Stage 3: Decide
Stage 3 of the OODA loop deals with surveying available options and deciding which might present the best courses of action to solve the ethical problem. This is where your ethics and compliance systems may come into play. I teach my students that there are usually four options on the table when they observe or are pressured to engage in wrongdoing, though the details of each require more space that I have available here. A quick checklist worth remembering is the CLIP framework. “CLIP” stands for:
Identity-based considerations (“How will I feel about myself if I decide this one way or the other?”), and
With those factors in mind, I ask students to think through the following four possible action paths.
One option is to engage in a direct dialogue with the person applying the pressure.
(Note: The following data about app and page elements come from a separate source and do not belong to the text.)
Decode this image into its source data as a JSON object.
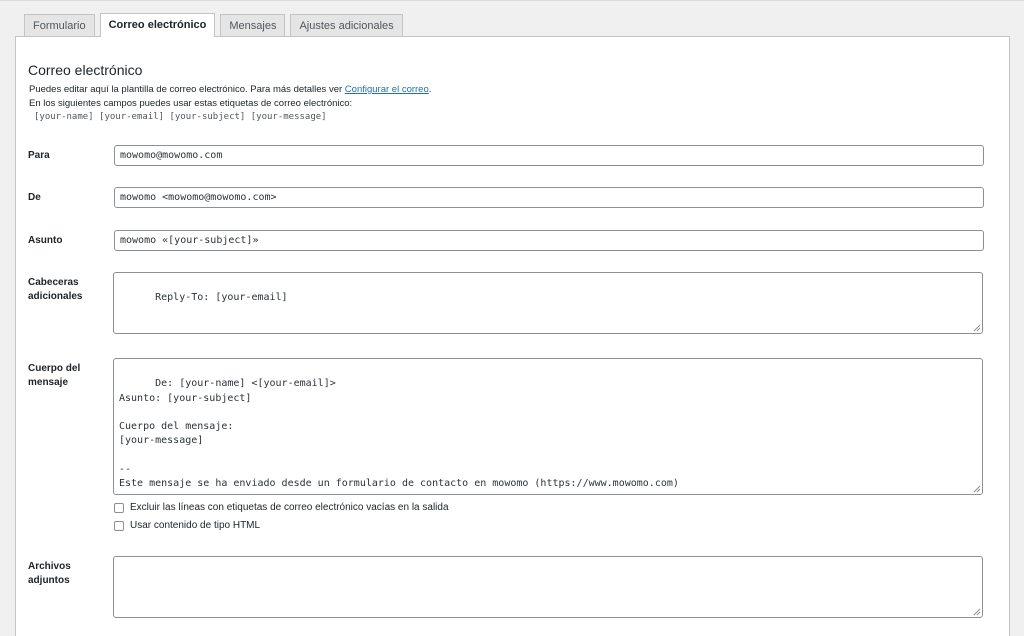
{
  "tabs": [
    {
      "label": "Formulario"
    },
    {
      "label": "Correo electrónico"
    },
    {
      "label": "Mensajes"
    },
    {
      "label": "Ajustes adicionales"
    }
  ],
  "section": {
    "title": "Correo electrónico",
    "desc_line1_prefix": "Puedes editar aquí la plantilla de correo electrónico. Para más detalles ver ",
    "desc_line1_link": "Configurar el correo",
    "desc_line1_suffix": ".",
    "desc_line2": "En los siguientes campos puedes usar estas etiquetas de correo electrónico:",
    "tags": "[your-name] [your-email] [your-subject] [your-message]"
  },
  "fields": {
    "para": {
      "label": "Para",
      "value": "mowomo@mowomo.com"
    },
    "de": {
      "label": "De",
      "value": "mowomo <mowomo@mowomo.com>"
    },
    "asunto": {
      "label": "Asunto",
      "value": "mowomo «[your-subject]»"
    },
    "cabeceras": {
      "label_1": "Cabeceras",
      "label_2": "adicionales",
      "value": "Reply-To: [your-email]"
    },
    "cuerpo": {
      "label_1": "Cuerpo del",
      "label_2": "mensaje",
      "value": "De: [your-name] <[your-email]>\nAsunto: [your-subject]\n\nCuerpo del mensaje:\n[your-message]\n\n--\nEste mensaje se ha enviado desde un formulario de contacto en mowomo (https://www.mowomo.com)"
    },
    "archivos": {
      "label_1": "Archivos",
      "label_2": "adjuntos",
      "value": ""
    }
  },
  "options": {
    "exclude_blank": {
      "label": "Excluir las líneas con etiquetas de correo electrónico vacías en la salida",
      "checked": false
    },
    "use_html": {
      "label": "Usar contenido de tipo HTML",
      "checked": false
    }
  }
}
Some requests to behave badly are made by otherwise good people who are acting in haste under deadline or other pressures. A direct dialogue can often bring them to their senses and open the way for constructive, win-win solutions to the underlying problem. I emphasize that “The power of two” applies to this option with special force. You seldom want your employees to take on powerful decision makers about sensitive ethical issues alone. Indeed, the more people who speak up on behalf of the ethical value, the better. Although Beth acted alone when she resisted her supervisor, she did this in a public setting and quickly gained the support of her team.
Elevate the matter
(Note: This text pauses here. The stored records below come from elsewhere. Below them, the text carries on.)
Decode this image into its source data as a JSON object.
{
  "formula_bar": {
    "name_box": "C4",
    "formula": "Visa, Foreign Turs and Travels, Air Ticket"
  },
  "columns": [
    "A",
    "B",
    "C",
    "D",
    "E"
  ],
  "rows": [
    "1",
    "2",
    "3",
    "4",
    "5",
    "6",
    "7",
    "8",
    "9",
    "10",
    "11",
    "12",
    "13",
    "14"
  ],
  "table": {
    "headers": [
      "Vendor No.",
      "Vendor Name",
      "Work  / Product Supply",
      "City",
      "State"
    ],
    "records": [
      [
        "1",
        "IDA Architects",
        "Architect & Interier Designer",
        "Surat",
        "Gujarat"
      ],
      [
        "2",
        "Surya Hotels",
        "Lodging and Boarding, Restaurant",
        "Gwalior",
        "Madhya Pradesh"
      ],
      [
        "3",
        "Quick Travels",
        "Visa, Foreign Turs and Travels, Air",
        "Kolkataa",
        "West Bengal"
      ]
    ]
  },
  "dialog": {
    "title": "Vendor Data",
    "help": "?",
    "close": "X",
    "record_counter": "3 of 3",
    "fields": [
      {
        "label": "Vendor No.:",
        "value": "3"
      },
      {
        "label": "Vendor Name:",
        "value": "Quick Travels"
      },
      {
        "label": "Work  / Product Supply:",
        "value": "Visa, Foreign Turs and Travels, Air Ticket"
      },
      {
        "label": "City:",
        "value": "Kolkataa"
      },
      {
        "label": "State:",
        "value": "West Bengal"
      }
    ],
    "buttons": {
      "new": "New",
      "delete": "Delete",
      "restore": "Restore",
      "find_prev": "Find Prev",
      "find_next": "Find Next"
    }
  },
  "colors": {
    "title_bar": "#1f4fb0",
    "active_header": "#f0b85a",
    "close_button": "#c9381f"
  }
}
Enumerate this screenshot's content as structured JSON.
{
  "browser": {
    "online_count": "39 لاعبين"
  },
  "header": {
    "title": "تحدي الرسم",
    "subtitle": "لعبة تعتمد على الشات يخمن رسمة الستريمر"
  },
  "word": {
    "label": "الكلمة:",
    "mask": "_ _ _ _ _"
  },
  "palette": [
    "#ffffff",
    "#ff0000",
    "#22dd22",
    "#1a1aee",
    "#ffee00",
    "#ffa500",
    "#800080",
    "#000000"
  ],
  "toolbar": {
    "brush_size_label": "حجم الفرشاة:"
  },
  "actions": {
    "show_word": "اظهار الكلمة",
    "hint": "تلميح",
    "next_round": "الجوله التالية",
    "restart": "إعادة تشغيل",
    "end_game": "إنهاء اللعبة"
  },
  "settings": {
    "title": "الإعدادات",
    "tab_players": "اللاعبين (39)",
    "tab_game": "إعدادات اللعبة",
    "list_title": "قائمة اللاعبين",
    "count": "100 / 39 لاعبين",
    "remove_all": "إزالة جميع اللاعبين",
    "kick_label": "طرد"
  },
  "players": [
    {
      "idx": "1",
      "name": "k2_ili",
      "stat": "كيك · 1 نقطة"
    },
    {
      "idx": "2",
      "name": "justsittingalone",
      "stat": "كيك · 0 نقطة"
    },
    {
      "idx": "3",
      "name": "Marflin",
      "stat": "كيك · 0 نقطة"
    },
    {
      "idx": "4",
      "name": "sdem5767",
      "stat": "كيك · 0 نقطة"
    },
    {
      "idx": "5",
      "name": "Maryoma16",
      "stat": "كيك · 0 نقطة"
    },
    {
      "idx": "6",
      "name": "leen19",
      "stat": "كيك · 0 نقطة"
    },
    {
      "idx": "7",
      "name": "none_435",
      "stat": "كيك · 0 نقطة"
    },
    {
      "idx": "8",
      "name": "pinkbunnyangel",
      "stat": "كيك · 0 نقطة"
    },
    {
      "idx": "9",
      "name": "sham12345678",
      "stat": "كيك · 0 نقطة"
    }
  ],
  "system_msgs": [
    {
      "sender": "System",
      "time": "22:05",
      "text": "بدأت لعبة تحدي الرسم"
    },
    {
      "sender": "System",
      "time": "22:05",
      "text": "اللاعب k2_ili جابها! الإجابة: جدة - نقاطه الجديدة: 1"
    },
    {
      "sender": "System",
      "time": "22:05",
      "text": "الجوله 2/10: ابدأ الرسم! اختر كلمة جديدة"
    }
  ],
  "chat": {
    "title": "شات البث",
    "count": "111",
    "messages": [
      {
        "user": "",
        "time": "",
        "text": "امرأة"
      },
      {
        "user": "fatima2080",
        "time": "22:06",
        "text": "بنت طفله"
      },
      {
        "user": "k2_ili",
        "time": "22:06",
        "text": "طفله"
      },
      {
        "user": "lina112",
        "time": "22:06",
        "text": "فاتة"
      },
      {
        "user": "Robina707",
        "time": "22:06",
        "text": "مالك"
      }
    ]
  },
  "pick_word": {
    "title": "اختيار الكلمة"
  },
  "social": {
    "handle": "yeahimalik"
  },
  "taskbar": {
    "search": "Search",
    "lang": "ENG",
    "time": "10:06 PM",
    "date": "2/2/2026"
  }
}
Appeals to higher authority—with or without the permission of the person applying the pressure—is the most common action step when direct dialogue is impossible or fails to work. This is where open-door policies to higher levels and mentoring systems can prove especially helpful. Hotlines, tip lines, and other anonymous reporting systems are also ways to elevate a matter.
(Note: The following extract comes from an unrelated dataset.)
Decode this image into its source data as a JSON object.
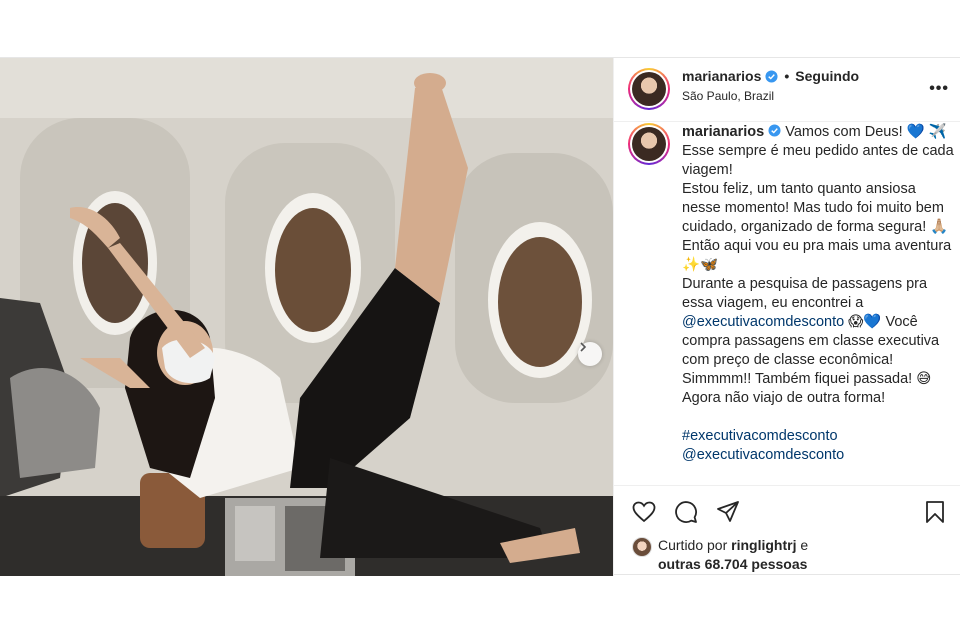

If employees do not trust the ethical culture of an organization to provide reliable ways to elevate an issue, they may escalate pressure by using political tools. The Google employees who staged a global walkout to protest the firm’s handling of sexual harassment a few years ago were using this option. Escalation tactics may sound aggressive to a risk-minded ethics and compliance officer, but consider the alternative: The firm may be sitting on a time bomb of unethical practices that the employees know about, but which the compliance system is not dealing with. If your social media savvy millennial and Gen Z employees become frustrated by systemic violations of their core values, expect them to use this tool.
Go outside the organization
In extreme cases of corporate crime or corruption, there is always the option of blowing the whistle to regulators, the press, and other outside stakeholders. I do not recommend this step unless every other option has been exhausted. First, it almost always requires the employee to quit—a high price to pay for doing the right thing. Second, I am an optimist. I like to think that there is always an internal way to fix an ethical problem, if only the employee can find the right like-minded champion to back them up.
Stage 4: Act—Then adjust via the loop
With a decision made, the final step is to act on it. Crucially, the OODA loop model is a dynamic model. It assumes that the first move will not be the last. So, after employees act, they must monitor what happens, assess how well the problem has been addressed, own the new situation, and decide what to do next. By encouraging your employees to be persistent as they champion your ethical culture, you will empower them to be true stakeholders.